Born in Cambridge, Massachusetts, Lovering graduated from Harvard College in 1866, where his father, Joseph Lovering, was a professor. He served as the superintendent of Mount Auburn Cemetery from 1873 until his death in 1895.
Associated with a period of expansion at the cemetery during the late nineteenth century, Lovering drew from a growing body of professional knowledge, exchanged through newly-formed groups such as The Association of American Cemetery Superintendents, in implementing changes in the approach to cemetery design. He oversaw the construction of boundary fencing (1875), built South Gate (1881), and regraded portions of a newly-acquired northwest corner along Mount Auburn Street to address drainage issues during the 1880s.
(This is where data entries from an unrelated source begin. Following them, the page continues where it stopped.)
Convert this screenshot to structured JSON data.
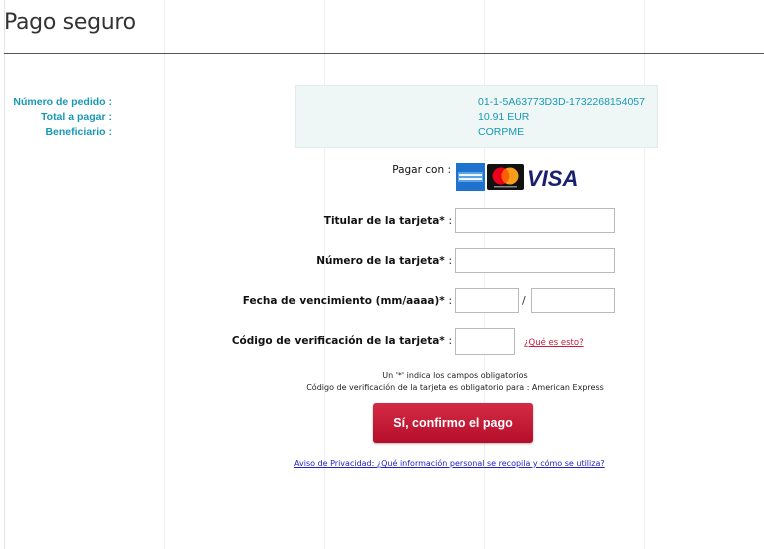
{
  "page": {
    "title": "Pago seguro"
  },
  "order": {
    "order_number_label": "Número de pedido :",
    "order_number": "01-1-5A63773D3D-1732268154057",
    "total_label": "Total a pagar :",
    "total": "10.91 EUR",
    "beneficiary_label": "Beneficiario :",
    "beneficiary": "CORPME"
  },
  "payment": {
    "pay_with_label": "Pagar con :",
    "cards": [
      "american-express-icon",
      "mastercard-icon",
      "visa-icon"
    ],
    "visa_text": "VISA"
  },
  "form": {
    "holder_label": "Titular de la tarjeta*",
    "holder_value": "",
    "number_label": "Número de la tarjeta*",
    "number_value": "",
    "expiry_label": "Fecha de vencimiento (mm/aaaa)*",
    "expiry_month": "",
    "expiry_year": "",
    "expiry_separator": "/",
    "cvv_label": "Código de verificación de la tarjeta*",
    "cvv_value": "",
    "cvv_help": "¿Qué es esto?",
    "colon": ":"
  },
  "notes": {
    "required_note": "Un '*' indica los campos obligatorios",
    "cvv_note": "Código de verificación de la tarjeta es obligatorio para : American Express"
  },
  "actions": {
    "confirm_label": "Sí, confirmo el pago"
  },
  "footer": {
    "privacy_link": "Aviso de Privacidad: ¿Qué información personal se recopila y cómo se utiliza?"
  },
  "colors": {
    "accent": "#c8102e",
    "info_text": "#1799b6",
    "info_bg": "#eef6f6"
  }
}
Lovering adopted elements of the popular Lawn Cemetery style, developed at Cincinnati’s Spring Grove Cemetery by Adolph Strauch, in laying out new plots as well as managing existing ones. This approach featured smaller burial lots, increased density in layouts, and more uniformity in monument design. During Lovering’s tenure, the cemetery prohibited additional fencing, furnishings, and elaborate plantings, and worked to reverse the trend of family plots enclosed with granite curbing and iron fencing which made maintenance and burial more difficult. Lovering died at the age of 49 in Cambridge and was buried in Mount Auburn Cemetery.